** Opening Source data block **
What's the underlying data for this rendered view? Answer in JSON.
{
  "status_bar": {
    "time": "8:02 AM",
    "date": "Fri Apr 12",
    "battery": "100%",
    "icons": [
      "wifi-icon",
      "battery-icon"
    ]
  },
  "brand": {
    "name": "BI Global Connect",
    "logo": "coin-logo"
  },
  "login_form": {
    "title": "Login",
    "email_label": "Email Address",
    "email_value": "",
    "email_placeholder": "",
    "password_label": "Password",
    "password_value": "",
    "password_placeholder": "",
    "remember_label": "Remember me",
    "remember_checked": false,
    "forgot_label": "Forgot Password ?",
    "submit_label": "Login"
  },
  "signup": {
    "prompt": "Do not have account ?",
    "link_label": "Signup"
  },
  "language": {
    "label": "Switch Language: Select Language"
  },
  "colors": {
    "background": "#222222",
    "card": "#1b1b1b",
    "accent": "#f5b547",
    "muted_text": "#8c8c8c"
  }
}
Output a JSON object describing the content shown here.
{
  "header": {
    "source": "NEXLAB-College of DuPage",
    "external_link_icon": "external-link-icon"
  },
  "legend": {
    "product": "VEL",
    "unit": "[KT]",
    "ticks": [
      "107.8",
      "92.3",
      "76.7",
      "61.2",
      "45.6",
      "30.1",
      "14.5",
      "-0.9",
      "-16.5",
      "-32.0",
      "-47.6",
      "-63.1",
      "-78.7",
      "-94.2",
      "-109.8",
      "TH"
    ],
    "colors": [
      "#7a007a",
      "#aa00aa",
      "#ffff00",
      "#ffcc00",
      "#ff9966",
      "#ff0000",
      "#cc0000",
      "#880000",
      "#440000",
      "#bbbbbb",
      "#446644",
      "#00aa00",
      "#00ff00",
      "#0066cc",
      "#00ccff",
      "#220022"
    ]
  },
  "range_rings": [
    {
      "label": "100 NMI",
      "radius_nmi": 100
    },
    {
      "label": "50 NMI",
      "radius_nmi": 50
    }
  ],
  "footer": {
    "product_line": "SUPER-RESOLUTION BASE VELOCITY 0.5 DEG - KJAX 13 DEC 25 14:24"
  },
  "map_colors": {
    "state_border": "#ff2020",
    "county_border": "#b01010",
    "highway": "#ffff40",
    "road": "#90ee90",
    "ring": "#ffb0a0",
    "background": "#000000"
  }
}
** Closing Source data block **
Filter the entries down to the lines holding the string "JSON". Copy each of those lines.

▸ Task answer
What's the underlying data for this rendered view? Answer in JSON.
Output a JSON object describing the content shown here.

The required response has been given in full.